## WHAT YOU NEED TO DO:
If a line of the data below holds the string "value", copy it.

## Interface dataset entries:
---------------

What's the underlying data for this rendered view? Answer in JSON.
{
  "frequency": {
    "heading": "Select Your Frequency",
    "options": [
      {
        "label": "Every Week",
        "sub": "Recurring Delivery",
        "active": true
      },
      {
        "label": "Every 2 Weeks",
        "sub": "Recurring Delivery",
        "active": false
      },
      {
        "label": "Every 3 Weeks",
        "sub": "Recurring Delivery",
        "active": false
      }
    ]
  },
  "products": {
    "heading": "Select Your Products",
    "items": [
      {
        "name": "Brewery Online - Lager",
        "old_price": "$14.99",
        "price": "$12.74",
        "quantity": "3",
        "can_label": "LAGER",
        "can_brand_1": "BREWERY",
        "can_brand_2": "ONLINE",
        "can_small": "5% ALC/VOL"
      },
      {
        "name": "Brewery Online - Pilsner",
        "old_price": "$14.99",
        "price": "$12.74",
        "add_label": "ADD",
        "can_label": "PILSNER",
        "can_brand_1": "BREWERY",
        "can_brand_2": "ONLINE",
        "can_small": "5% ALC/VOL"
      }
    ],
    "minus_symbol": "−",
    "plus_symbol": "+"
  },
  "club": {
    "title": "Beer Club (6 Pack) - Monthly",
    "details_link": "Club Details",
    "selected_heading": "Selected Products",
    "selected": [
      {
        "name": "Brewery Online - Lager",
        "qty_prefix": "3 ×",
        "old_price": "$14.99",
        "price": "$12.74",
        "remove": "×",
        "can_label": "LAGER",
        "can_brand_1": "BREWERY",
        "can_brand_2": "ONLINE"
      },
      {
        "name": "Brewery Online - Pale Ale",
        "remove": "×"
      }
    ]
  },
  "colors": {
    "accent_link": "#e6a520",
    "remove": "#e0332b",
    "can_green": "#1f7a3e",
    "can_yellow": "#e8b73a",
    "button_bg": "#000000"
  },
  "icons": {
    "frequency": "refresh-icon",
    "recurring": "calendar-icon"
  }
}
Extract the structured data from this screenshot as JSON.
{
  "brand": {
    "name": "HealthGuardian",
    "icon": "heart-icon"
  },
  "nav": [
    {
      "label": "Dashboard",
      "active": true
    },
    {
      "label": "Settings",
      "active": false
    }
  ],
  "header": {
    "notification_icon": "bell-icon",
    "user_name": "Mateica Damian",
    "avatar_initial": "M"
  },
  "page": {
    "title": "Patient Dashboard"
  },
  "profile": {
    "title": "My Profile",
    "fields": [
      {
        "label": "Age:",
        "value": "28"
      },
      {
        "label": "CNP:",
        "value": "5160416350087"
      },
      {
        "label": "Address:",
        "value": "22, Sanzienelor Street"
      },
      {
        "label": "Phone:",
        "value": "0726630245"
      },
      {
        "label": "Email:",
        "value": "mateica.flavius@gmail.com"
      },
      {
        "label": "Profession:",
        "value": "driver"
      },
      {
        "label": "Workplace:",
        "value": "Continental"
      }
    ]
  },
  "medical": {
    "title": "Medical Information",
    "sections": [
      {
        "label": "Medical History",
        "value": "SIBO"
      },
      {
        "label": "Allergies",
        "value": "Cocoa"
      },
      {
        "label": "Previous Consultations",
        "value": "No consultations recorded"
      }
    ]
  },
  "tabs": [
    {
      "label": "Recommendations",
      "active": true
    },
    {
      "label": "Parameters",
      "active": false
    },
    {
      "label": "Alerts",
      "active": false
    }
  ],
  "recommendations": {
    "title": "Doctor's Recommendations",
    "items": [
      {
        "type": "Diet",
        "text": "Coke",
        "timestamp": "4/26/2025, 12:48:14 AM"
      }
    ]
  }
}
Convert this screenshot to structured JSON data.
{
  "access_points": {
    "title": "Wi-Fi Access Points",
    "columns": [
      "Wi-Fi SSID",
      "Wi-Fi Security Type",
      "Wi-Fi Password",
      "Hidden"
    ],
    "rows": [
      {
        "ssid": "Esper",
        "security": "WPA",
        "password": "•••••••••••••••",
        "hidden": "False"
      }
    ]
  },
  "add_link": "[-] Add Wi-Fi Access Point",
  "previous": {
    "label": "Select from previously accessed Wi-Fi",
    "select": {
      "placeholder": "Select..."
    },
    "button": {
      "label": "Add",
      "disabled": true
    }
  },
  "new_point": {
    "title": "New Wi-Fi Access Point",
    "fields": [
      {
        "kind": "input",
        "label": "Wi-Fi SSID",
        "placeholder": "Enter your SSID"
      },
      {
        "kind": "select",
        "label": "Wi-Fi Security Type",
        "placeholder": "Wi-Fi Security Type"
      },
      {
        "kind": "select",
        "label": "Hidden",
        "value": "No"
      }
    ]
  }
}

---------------

## EXERCISE ANSWER:
        "value": "28"
        "value": "5160416350087"
        "value": "22, Sanzienelor Street"
        "value": "0726630245"
        "value": "mateica.flavius@gmail.com"
        "value": "driver"
        "value": "Continental"
        "value": "SIBO"
        "value": "Cocoa"
        "value": "No consultations recorded"
        "value": "No"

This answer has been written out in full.